Senators Tom Cotton and Kelly Ayotte quickly released statements opposing the transfer. In her statement, Senator Ayotte promoted a bill she introduced this month—the Detaining Terrorists to Protect Americans Act of 2016—which would tighten restrictions on transfers not just to the U.S. but also abroad.
Here is the Cotton statement:
Today, President Obama transferred nine hardened terrorists from the detention facility at Guantanamo Bay to the Kingdom of Saudi Arabia, illustrating once again that President Obama prioritizes campaign promises and politics over our safety and security. While Saudi Arabia is an important ally in the fight against radical Islam, their track record in preventing Guantanamo detainees from returning to the battlefield is poor, and they share a border with the failed state of Yemen, home of AQAP. The American people and the Kingdom of Saudi Arabia deserve to know the full extent of past terrorist activities of the nine terrorists released today.

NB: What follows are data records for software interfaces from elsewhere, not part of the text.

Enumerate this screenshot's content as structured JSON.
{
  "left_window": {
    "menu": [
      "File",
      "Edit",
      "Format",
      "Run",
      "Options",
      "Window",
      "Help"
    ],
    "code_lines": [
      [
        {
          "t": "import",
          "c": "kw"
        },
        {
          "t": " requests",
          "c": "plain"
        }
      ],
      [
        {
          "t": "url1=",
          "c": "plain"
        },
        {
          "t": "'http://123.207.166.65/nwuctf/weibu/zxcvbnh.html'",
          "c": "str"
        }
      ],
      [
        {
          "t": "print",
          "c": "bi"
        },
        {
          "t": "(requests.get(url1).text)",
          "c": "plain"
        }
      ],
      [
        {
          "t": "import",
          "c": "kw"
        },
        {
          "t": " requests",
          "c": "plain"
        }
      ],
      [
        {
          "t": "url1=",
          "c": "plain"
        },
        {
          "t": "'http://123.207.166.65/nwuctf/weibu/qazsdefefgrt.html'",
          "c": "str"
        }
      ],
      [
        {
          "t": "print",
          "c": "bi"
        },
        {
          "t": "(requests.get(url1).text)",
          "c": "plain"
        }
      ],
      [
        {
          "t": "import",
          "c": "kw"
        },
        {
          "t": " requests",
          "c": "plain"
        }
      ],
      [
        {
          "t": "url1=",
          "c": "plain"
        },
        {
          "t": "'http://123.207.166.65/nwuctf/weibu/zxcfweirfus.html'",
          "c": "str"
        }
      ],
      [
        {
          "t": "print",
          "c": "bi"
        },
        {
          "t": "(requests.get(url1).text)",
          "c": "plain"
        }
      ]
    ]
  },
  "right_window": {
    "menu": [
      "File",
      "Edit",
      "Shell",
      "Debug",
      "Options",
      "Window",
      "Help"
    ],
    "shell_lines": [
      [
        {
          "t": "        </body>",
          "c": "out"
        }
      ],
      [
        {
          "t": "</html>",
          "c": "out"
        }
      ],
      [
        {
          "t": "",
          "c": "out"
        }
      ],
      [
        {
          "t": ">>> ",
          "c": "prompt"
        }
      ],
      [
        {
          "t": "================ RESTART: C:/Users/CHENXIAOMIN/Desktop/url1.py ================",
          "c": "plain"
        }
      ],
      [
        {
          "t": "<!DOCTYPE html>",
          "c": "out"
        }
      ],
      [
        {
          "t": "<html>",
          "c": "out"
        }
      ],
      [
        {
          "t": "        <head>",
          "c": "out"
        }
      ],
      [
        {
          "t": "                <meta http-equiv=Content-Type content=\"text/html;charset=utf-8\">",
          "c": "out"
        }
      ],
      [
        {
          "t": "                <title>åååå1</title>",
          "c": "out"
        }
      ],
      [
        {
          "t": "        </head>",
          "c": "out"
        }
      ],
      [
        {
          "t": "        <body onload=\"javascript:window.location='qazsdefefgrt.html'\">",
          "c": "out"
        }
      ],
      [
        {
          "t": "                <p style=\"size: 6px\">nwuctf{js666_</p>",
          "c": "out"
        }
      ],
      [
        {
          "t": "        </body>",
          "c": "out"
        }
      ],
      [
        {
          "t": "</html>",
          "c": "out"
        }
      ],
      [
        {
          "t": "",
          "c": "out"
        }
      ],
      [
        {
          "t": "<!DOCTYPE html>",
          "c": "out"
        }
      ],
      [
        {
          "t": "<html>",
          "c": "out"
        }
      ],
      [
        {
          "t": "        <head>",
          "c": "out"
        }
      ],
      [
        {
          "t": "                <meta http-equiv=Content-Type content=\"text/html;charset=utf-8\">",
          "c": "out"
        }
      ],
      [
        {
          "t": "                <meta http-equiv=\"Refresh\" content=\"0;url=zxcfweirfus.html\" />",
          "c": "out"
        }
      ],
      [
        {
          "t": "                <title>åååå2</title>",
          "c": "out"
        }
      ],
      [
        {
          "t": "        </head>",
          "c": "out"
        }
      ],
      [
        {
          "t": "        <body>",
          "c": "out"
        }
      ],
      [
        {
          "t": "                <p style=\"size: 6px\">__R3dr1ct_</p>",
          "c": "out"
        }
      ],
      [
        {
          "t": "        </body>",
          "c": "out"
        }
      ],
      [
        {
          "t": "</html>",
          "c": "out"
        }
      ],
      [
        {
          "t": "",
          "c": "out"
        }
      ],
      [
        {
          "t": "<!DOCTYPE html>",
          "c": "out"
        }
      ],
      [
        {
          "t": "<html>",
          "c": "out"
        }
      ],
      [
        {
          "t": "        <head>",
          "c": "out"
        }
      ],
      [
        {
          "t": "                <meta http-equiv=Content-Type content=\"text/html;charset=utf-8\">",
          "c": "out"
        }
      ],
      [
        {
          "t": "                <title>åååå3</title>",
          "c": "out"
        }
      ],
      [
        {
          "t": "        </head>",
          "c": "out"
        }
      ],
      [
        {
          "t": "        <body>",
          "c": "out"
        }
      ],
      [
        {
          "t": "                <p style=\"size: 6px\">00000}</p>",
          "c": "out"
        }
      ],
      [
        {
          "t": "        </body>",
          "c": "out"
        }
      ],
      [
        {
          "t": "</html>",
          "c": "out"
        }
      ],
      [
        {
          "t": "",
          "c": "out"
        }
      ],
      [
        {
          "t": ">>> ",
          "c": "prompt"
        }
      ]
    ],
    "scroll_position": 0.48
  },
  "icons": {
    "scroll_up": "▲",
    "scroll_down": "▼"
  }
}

And here is from statement from Ayotte:
With the release announced this weekend of nine Yemeni detainees to Saudi Arabia, the administration continues to dangerously release terrorists from Guantanamo and unnecessarily put Americans at increased risk in order to fulfill a misguided campaign promise-all while refusing to level with the American people regarding the detainees' terrorist risks, activities, and affiliations.
That is why I introduced the Detaining Terrorists to Protect Americans Act of 2016 this month, which would permanently ban the transfer of Guantanamo detainees to the U.S. and would suspend the release of Guantanamo detainees internationally. Continuing to release these dangerous terrorists is reckless, and poses a serious threat to our troops, our allies, and our country.
This all comes only a few weeks after Paul Lewis, special DoD Guantanamo envoy, told the House Foreign Affairs Committee that released detainees have taken part in attacks that claimed American lives, fueling concerns over detainee reengagement. (The Director of National Intelligence’s March report summarizes detainee reengagement. Of the 118 confirmed reengaged, 111 were released under the Bush Administration, 7 under Obama.)
News and Commentary
Charlie Savage explains why this transfer is so significant: “finding places to transfer the large number of lower-level Yemeni detainees . . . has been a significant obstacle” to closing Guantanamo. “The effort to persuade the Saudi government to take the prisoners,” Savage reports, “began in the Bush administration and finally resulted in an agreement in February.”
NPR, Al Jazeera, and the BBC highlight the release of Ba Odah, the most prominent of the hunger-striking detainees at the facility. Ba Odah had been on a hunger strike—and receiving forced feedings—since 2007.
The Wall Street Journal notes that the transfer comes amid growing tension over proposed legislation—targeted at alleged Saudi support for the 9/11 terrorists—that would declare that foreign sovereign immunity does not shield foreign officials from claims of supporting terrorism. Meanwhile, on Lawfare, Bruce Riedel offers insight into the complex, but ever critical, U.S.-Saudi relationship.
On Monday, the Intercept ran an extended look at one of the nine transferred detainees letters from Guantanamo.